REQUIRED ACTION: Your task is to copy each line of the material that holds the word "this".

DATA EXTRACTS:
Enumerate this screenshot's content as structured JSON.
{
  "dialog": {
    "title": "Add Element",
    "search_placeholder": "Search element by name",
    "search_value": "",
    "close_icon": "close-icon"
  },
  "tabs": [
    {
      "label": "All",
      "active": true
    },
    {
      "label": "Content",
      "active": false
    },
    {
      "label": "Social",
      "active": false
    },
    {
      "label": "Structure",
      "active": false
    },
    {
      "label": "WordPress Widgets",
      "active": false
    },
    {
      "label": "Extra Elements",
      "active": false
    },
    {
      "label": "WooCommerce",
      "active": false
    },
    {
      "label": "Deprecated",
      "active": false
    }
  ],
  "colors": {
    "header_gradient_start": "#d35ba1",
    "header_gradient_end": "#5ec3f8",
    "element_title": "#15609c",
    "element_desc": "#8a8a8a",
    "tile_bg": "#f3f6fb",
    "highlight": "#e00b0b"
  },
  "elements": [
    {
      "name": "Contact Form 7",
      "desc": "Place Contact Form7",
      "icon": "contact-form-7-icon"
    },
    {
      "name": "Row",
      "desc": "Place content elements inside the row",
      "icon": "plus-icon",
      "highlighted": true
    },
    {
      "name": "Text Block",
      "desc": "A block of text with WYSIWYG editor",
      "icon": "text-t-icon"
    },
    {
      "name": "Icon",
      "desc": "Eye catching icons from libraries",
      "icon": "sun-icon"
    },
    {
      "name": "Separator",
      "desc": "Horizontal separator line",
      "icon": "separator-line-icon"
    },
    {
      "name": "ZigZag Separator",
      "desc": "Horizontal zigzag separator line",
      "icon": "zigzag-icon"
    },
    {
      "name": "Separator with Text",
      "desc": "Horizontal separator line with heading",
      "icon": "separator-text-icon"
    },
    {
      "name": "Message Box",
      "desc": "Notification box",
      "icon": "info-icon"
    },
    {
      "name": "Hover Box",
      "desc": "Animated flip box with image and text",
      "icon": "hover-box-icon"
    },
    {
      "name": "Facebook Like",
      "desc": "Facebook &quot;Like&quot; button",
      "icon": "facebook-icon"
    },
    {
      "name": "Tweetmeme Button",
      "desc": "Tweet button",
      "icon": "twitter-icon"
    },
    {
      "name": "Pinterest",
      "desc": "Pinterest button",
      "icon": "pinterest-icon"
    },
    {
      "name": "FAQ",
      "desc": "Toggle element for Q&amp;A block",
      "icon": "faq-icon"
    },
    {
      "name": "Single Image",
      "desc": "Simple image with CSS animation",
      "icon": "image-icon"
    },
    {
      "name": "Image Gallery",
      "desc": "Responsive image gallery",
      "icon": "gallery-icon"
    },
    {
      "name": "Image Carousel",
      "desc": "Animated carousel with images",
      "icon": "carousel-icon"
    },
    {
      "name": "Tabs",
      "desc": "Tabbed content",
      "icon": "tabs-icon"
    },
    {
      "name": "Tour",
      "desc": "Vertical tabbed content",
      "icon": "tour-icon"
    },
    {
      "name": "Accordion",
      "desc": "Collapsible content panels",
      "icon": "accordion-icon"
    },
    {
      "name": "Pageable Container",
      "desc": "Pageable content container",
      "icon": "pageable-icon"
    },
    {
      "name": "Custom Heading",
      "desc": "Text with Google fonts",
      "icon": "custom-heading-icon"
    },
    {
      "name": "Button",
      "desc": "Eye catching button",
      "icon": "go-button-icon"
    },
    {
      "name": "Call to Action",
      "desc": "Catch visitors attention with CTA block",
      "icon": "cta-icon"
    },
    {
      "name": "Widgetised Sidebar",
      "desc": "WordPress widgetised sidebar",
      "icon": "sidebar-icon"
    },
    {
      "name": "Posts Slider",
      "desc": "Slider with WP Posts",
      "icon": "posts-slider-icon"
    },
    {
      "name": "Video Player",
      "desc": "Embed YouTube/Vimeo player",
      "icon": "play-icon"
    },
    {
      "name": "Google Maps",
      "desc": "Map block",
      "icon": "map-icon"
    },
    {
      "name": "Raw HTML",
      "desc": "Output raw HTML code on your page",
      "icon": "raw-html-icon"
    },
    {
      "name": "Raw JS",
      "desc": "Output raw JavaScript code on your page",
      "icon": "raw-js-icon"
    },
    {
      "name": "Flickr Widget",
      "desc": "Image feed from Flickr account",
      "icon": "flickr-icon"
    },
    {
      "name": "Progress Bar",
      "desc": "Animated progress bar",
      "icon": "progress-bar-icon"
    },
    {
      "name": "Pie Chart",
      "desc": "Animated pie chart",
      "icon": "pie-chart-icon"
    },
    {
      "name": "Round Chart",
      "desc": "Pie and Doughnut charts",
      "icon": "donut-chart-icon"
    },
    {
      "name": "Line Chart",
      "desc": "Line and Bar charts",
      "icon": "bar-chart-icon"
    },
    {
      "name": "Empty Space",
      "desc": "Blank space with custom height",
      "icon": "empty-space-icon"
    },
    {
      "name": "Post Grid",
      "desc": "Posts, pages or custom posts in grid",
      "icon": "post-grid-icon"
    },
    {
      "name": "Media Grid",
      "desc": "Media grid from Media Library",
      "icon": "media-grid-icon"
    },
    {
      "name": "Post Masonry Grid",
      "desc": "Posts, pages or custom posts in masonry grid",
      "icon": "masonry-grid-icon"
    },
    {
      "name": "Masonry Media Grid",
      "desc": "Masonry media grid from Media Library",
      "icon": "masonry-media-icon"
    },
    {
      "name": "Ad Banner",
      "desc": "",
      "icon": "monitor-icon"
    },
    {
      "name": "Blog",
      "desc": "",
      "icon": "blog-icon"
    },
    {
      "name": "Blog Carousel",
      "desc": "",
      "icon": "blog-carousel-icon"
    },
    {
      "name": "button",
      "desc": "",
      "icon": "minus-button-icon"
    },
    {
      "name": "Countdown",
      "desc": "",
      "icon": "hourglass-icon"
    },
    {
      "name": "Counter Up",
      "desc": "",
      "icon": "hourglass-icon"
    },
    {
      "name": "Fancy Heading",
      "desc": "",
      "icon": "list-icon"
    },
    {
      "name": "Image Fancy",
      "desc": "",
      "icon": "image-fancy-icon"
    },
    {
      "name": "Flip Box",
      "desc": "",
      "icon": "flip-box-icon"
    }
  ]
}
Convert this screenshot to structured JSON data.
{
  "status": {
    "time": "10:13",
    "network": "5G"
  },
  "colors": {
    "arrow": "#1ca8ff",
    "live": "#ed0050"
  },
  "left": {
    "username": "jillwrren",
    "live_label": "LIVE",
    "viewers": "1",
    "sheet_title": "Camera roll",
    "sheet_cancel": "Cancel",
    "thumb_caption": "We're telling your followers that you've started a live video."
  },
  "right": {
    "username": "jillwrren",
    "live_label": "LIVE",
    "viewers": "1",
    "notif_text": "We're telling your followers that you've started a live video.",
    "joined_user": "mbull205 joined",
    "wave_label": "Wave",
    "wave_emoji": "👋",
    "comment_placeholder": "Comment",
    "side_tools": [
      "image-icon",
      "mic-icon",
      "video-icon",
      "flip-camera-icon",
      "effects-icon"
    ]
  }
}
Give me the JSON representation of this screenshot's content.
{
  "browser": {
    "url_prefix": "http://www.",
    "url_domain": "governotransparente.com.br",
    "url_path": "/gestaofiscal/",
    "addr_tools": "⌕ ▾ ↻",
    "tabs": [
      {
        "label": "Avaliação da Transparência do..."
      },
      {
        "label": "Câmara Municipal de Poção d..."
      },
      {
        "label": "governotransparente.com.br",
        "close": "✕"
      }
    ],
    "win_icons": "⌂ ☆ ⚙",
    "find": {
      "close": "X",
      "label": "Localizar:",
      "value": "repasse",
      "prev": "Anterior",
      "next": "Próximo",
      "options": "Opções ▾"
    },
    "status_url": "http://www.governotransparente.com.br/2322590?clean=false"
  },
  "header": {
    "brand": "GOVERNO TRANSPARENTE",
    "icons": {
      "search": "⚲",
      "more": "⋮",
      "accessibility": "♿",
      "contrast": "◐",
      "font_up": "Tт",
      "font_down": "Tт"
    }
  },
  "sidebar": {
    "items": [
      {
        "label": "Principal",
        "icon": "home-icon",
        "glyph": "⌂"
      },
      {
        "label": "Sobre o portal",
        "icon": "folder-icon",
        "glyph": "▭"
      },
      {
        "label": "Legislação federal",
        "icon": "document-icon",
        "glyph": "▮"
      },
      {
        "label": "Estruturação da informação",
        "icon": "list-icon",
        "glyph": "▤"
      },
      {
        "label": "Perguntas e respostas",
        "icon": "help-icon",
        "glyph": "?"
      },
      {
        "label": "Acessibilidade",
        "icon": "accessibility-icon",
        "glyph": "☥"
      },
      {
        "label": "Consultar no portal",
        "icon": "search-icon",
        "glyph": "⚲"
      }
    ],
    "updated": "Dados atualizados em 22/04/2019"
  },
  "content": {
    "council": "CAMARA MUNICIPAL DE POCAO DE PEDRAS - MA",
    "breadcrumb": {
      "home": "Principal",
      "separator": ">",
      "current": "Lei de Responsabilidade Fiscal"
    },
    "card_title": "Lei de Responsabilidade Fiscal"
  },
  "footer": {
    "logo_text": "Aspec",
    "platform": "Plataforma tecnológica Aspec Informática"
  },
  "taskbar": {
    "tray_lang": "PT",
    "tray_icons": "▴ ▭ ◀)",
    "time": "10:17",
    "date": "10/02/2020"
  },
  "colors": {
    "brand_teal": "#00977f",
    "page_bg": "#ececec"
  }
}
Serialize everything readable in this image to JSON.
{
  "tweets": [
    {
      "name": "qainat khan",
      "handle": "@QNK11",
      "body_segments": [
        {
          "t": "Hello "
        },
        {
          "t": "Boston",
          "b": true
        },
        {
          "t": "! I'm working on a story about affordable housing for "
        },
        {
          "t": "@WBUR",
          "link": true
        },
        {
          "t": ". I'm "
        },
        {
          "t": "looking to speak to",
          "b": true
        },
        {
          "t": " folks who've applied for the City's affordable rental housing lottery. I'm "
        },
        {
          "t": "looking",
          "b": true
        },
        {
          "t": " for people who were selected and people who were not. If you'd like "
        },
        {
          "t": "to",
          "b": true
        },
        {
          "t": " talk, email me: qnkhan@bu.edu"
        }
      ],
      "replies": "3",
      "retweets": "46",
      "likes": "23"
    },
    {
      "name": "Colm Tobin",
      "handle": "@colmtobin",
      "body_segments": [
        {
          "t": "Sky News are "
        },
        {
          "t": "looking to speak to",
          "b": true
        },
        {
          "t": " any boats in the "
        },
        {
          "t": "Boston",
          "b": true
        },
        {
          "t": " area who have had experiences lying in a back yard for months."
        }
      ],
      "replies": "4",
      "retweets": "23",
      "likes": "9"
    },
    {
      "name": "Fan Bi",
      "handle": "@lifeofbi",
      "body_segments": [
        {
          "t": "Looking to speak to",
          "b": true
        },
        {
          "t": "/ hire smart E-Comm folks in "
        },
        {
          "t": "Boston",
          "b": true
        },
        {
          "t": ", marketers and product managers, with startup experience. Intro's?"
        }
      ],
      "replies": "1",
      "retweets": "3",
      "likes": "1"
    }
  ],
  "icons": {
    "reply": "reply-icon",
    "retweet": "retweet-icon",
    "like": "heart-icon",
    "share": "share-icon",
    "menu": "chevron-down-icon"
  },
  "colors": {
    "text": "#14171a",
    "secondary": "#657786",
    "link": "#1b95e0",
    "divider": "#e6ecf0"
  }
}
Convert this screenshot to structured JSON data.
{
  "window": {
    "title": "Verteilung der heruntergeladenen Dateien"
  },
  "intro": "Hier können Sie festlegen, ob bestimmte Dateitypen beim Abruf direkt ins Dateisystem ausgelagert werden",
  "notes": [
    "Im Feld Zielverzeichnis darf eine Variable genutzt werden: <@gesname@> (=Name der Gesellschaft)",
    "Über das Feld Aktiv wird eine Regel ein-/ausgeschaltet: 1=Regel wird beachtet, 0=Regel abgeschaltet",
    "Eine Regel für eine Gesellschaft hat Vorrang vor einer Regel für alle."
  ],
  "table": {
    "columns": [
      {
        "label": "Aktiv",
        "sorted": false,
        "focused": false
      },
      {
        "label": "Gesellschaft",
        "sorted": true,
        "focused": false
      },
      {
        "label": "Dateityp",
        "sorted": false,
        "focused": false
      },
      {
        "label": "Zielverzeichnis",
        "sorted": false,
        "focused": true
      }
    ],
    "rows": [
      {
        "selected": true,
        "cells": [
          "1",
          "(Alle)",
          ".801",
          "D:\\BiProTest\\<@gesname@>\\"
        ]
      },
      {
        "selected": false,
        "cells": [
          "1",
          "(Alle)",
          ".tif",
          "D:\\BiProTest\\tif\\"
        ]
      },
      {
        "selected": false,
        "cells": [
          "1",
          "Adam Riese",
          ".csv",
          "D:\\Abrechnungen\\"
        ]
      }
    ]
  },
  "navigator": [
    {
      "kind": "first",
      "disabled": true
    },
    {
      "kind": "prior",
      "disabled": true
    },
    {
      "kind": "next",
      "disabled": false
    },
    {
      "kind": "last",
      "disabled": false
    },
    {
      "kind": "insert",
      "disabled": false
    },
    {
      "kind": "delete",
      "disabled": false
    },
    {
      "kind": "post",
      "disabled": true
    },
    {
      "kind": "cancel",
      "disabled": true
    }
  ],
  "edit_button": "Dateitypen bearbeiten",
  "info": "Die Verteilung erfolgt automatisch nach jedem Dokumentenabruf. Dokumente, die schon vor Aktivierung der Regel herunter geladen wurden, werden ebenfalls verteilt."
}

WRITTEN ANSWER:
Enumerate this screenshot's content as structured JSON.
Convert this screenshot to structured JSON data.
Give me the JSON representation of this screenshot's content.
Serialize everything readable in this image to JSON.
Convert this screenshot to structured JSON data.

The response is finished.